#### Exercise input

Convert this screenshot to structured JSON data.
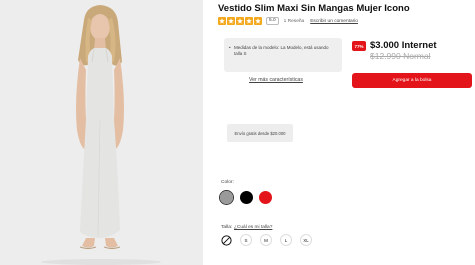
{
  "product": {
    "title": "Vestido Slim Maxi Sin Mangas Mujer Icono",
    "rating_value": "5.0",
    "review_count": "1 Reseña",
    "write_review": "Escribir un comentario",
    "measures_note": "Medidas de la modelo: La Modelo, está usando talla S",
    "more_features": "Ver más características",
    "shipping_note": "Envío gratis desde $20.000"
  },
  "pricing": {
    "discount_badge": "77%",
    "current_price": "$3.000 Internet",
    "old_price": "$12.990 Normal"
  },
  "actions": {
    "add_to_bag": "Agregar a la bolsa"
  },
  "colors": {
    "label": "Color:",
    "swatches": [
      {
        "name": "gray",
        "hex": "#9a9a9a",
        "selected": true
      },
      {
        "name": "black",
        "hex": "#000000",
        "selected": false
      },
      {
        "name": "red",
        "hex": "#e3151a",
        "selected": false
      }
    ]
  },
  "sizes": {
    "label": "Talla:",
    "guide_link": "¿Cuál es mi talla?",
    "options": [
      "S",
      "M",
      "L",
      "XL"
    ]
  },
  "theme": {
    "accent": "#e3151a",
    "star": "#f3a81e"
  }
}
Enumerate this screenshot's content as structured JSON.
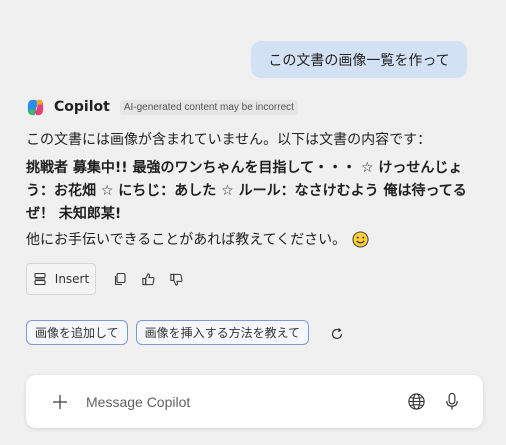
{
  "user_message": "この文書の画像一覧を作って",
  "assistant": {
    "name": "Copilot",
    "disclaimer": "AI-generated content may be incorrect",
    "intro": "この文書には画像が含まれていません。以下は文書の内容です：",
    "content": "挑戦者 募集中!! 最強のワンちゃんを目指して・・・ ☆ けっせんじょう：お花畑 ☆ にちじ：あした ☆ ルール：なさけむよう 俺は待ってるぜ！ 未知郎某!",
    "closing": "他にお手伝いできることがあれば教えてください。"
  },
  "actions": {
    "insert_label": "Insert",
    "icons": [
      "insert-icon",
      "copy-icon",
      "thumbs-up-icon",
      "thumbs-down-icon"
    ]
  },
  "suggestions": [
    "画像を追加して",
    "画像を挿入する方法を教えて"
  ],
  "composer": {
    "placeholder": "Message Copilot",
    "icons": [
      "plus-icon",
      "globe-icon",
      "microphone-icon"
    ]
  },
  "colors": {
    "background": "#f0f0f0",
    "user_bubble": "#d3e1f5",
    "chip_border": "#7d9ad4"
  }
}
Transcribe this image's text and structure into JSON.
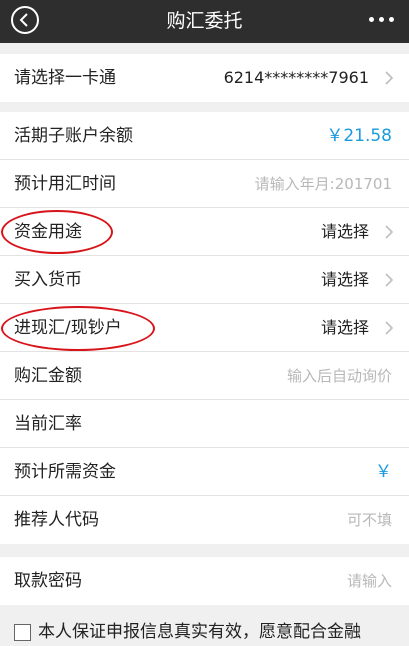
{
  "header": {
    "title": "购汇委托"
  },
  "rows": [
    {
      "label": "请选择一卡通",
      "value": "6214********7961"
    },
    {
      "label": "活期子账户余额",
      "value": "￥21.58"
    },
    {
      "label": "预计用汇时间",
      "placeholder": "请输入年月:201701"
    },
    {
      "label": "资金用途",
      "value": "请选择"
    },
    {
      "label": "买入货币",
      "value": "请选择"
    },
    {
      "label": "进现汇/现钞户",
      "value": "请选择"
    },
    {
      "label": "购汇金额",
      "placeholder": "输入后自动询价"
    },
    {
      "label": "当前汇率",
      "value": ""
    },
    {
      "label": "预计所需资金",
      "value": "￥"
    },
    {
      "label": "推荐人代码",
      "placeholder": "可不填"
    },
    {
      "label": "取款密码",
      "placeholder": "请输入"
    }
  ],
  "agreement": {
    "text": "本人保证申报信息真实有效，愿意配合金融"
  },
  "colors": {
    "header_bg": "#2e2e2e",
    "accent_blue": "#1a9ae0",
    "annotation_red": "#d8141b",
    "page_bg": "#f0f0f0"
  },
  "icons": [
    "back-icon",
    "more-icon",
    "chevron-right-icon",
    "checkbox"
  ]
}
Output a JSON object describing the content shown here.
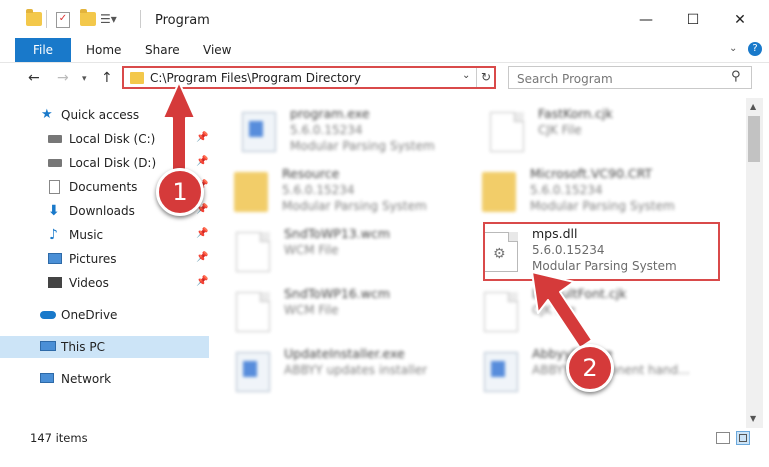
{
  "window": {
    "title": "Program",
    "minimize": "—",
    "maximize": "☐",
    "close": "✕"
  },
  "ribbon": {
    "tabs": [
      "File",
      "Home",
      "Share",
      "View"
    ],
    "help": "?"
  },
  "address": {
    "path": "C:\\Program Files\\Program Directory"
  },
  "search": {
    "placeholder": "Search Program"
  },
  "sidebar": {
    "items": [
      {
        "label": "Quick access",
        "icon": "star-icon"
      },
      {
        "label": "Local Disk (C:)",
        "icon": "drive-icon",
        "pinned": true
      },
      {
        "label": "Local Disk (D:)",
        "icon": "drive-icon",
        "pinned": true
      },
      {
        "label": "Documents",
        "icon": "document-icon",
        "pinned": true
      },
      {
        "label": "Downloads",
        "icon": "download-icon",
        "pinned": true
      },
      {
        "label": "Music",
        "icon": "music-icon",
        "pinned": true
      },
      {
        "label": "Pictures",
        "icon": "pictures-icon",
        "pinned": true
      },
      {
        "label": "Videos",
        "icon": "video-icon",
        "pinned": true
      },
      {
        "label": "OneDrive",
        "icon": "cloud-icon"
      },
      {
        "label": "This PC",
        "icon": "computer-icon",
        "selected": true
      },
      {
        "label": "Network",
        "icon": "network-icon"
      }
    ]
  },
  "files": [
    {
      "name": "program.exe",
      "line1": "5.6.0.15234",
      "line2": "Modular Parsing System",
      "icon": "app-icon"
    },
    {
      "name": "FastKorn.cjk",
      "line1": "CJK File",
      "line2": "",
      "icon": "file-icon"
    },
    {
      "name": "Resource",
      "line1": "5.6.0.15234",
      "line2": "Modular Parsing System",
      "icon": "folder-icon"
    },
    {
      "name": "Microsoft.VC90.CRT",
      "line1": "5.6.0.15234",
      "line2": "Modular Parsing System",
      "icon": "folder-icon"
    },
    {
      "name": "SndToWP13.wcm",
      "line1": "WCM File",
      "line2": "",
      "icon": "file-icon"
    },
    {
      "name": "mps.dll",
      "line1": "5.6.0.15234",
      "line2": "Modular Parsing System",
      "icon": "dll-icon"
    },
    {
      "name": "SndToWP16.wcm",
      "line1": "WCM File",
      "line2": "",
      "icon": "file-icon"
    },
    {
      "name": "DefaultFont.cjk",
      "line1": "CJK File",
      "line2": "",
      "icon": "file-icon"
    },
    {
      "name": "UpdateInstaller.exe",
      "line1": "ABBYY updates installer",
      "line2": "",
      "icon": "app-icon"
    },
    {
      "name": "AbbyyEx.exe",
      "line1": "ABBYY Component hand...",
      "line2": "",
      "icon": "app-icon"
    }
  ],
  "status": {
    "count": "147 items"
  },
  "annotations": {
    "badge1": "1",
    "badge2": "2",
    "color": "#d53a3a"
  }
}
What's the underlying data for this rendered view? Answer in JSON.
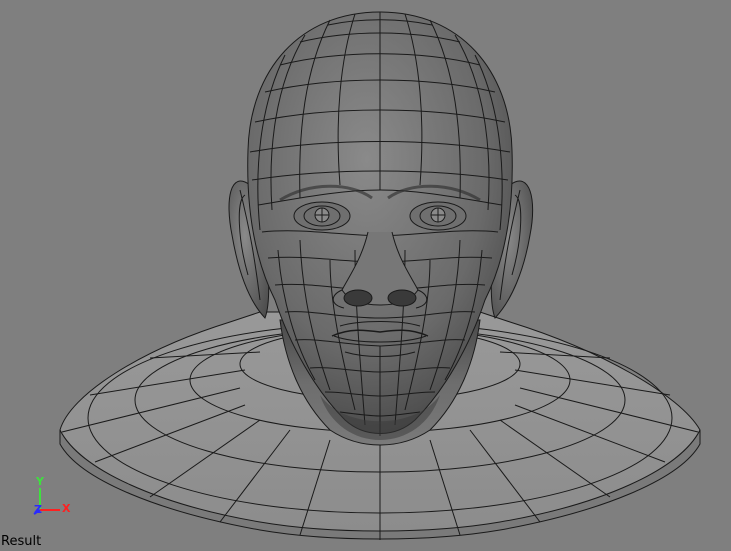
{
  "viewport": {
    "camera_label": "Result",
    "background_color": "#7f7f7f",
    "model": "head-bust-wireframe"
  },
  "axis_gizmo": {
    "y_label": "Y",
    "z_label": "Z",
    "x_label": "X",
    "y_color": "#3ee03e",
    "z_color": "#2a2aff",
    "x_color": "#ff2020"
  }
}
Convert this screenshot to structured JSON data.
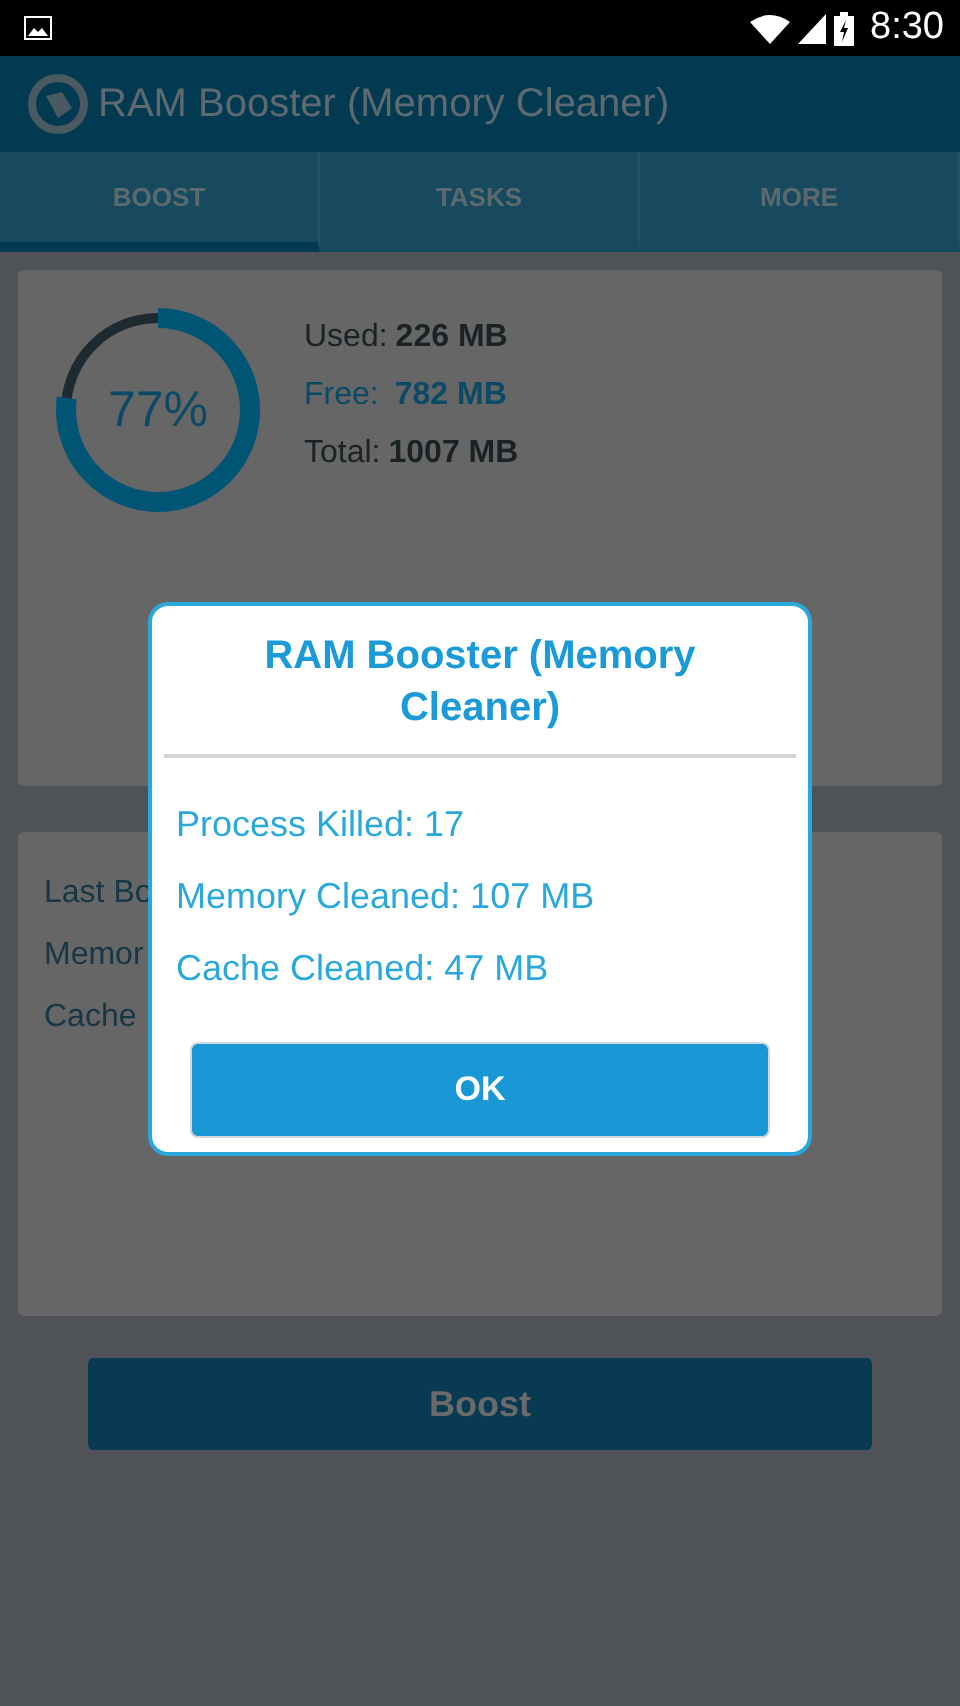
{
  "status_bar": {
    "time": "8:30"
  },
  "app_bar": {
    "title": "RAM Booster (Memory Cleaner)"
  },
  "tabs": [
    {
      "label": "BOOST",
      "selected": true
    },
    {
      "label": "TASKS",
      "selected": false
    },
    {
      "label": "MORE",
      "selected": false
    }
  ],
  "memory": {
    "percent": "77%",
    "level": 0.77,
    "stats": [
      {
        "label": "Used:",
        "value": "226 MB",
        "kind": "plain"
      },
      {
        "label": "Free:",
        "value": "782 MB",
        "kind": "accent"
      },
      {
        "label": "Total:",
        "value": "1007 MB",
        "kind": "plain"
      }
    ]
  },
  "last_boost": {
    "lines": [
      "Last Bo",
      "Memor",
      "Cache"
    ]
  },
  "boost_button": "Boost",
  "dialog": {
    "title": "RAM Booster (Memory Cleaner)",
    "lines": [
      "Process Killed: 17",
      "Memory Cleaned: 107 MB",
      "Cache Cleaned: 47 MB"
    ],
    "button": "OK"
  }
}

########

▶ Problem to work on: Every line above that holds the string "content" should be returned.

▶ Response:
Enumerate this screenshot's content as structured JSON.
    "disclaimer": "AI-generated content may be incorrect",
    "content": "挑戦者 募集中!! 最強のワンちゃんを目指して・・・ ☆ けっせんじょう：お花畑 ☆ にちじ：あした ☆ ルール：なさけむよう 俺は待ってるぜ！ 未知郎某!",
Output a JSON object describing the content shown here.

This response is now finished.